TO DO: Leave every picture out and print exactly the lines that run from the one containing "Parse this screenshot: output" to the end of the listing.

DATASET CONTENT:
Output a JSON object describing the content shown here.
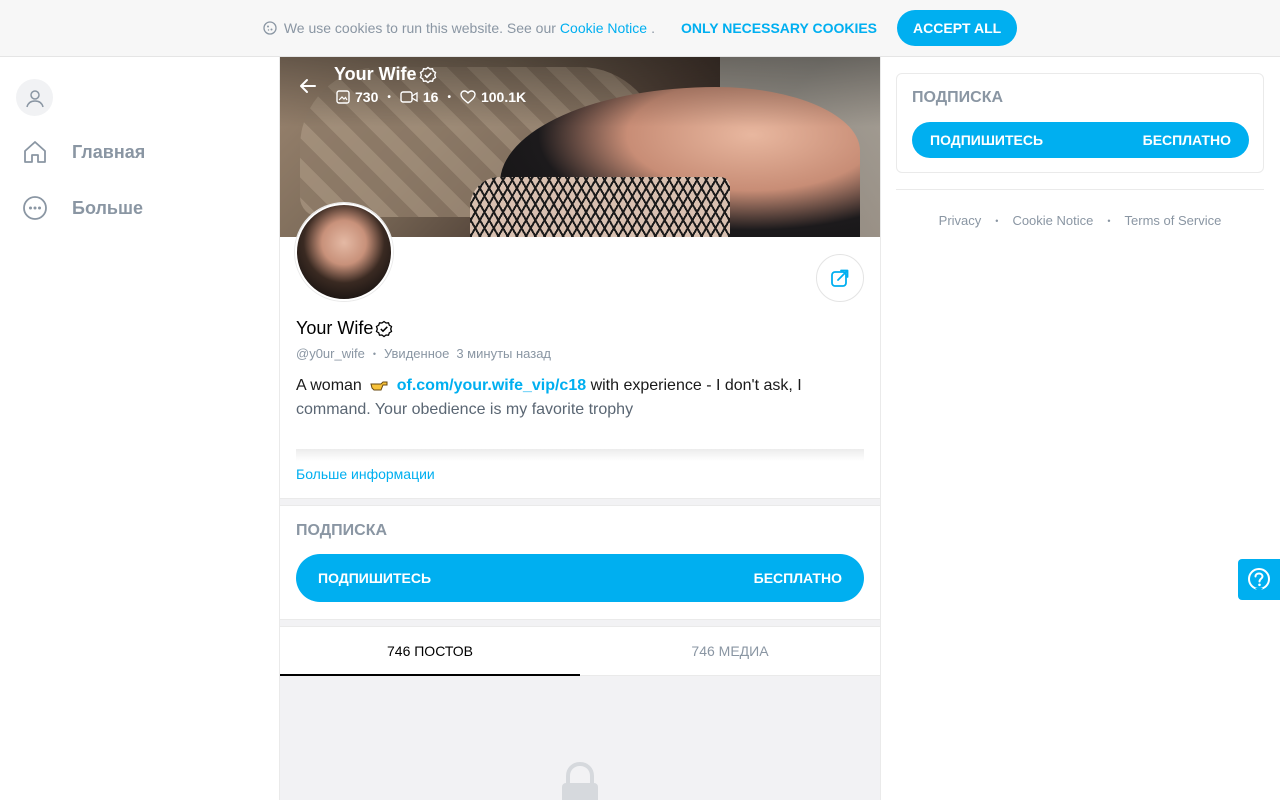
{
  "cookie_bar": {
    "text": "We use cookies to run this website. See our",
    "link": "Cookie Notice",
    "dot": ".",
    "necessary_label": "ONLY NECESSARY COOKIES",
    "accept_label": "ACCEPT ALL"
  },
  "sidebar": {
    "items": [
      {
        "label": "Главная",
        "icon": "home-icon"
      },
      {
        "label": "Больше",
        "icon": "more-icon"
      }
    ]
  },
  "profile": {
    "cover_name": "Your Wife",
    "stats": {
      "photos": "730",
      "videos": "16",
      "likes": "100.1K"
    },
    "name": "Your Wife",
    "handle": "@y0ur_wife",
    "seen_label": "Увиденное",
    "seen_time": "3 минуты назад",
    "bio_intro": "A woman",
    "bio_link": "of.com/your.wife_vip/c18",
    "bio_line1_rest": " with experience - I don't ask, I",
    "bio_line2": "command. Your obedience is my favorite trophy",
    "more_info": "Больше информации"
  },
  "subscription": {
    "title": "ПОДПИСКА",
    "button_label": "ПОДПИШИТЕСЬ",
    "price_label": "БЕСПЛАТНО"
  },
  "tabs": [
    {
      "label": "746 ПОСТОВ",
      "active": true
    },
    {
      "label": "746 МЕДИА",
      "active": false
    }
  ],
  "right_panel": {
    "title": "ПОДПИСКА",
    "button_label": "ПОДПИШИТЕСЬ",
    "price_label": "БЕСПЛАТНО"
  },
  "footer": {
    "privacy": "Privacy",
    "cookie": "Cookie Notice",
    "terms": "Terms of Service"
  },
  "colors": {
    "accent": "#00aff0",
    "muted": "#8a96a3"
  }
}
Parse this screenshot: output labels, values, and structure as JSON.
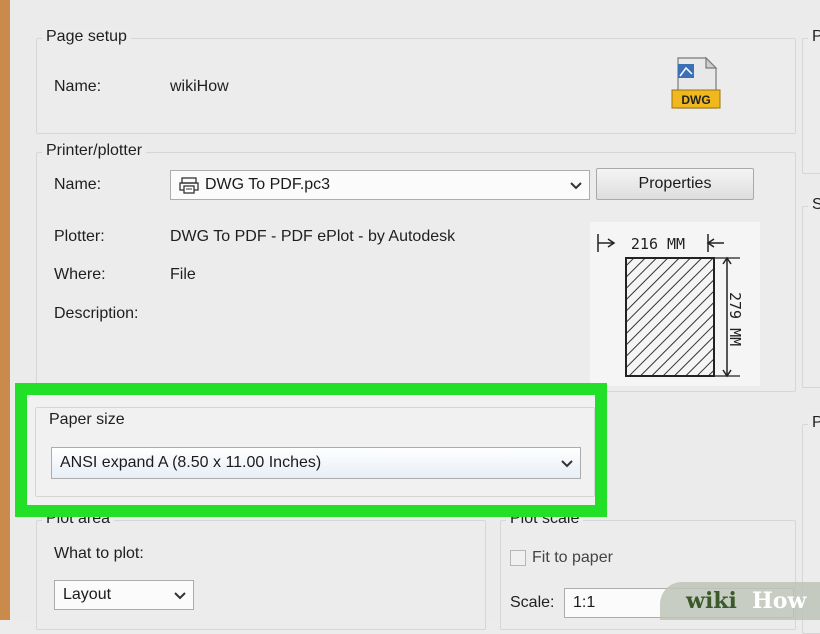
{
  "page_setup": {
    "legend": "Page setup",
    "name_label": "Name:",
    "name_value": "wikiHow",
    "icon": "dwg-file-icon",
    "icon_text": "DWG"
  },
  "printer": {
    "legend": "Printer/plotter",
    "name_label": "Name:",
    "name_value": "DWG To PDF.pc3",
    "printer_icon": "plotter-icon",
    "properties_button": "Properties",
    "plotter_label": "Plotter:",
    "plotter_value": "DWG To PDF - PDF ePlot - by Autodesk",
    "where_label": "Where:",
    "where_value": "File",
    "description_label": "Description:",
    "preview_width": "216 MM",
    "preview_height": "279 MM"
  },
  "paper_size": {
    "legend": "Paper size",
    "value": "ANSI expand A (8.50 x 11.00 Inches)"
  },
  "plot_area": {
    "legend": "Plot area",
    "what_label": "What to plot:",
    "what_value": "Layout"
  },
  "plot_scale": {
    "legend": "Plot scale",
    "fit_label": "Fit to paper",
    "fit_checked": false,
    "scale_label": "Scale:",
    "scale_value": "1:1"
  },
  "right_groups": {
    "letters": [
      "P",
      "S",
      "P"
    ]
  },
  "watermark": {
    "wiki": "wiki",
    "how": "How"
  },
  "colors": {
    "highlight": "#22e028",
    "dialog_bg": "#ebebeb",
    "frame": "#c98a4c"
  }
}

SOLUTION FOR THIS TASK:
Parse this screenshot: output labels, values, and structure as JSON.
{
  "page_setup": {
    "legend": "Page setup",
    "name_label": "Name:",
    "name_value": "wikiHow",
    "icon": "dwg-file-icon",
    "icon_text": "DWG"
  },
  "printer": {
    "legend": "Printer/plotter",
    "name_label": "Name:",
    "name_value": "DWG To PDF.pc3",
    "printer_icon": "plotter-icon",
    "properties_button": "Properties",
    "plotter_label": "Plotter:",
    "plotter_value": "DWG To PDF - PDF ePlot - by Autodesk",
    "where_label": "Where:",
    "where_value": "File",
    "description_label": "Description:",
    "preview_width": "216 MM",
    "preview_height": "279 MM"
  },
  "paper_size": {
    "legend": "Paper size",
    "value": "ANSI expand A (8.50 x 11.00 Inches)"
  },
  "plot_area": {
    "legend": "Plot area",
    "what_label": "What to plot:",
    "what_value": "Layout"
  },
  "plot_scale": {
    "legend": "Plot scale",
    "fit_label": "Fit to paper",
    "fit_checked": false,
    "scale_label": "Scale:",
    "scale_value": "1:1"
  },
  "right_groups": {
    "letters": [
      "P",
      "S",
      "P"
    ]
  },
  "watermark": {
    "wiki": "wiki",
    "how": "How"
  },
  "colors": {
    "highlight": "#22e028",
    "dialog_bg": "#ebebeb",
    "frame": "#c98a4c"
  }
}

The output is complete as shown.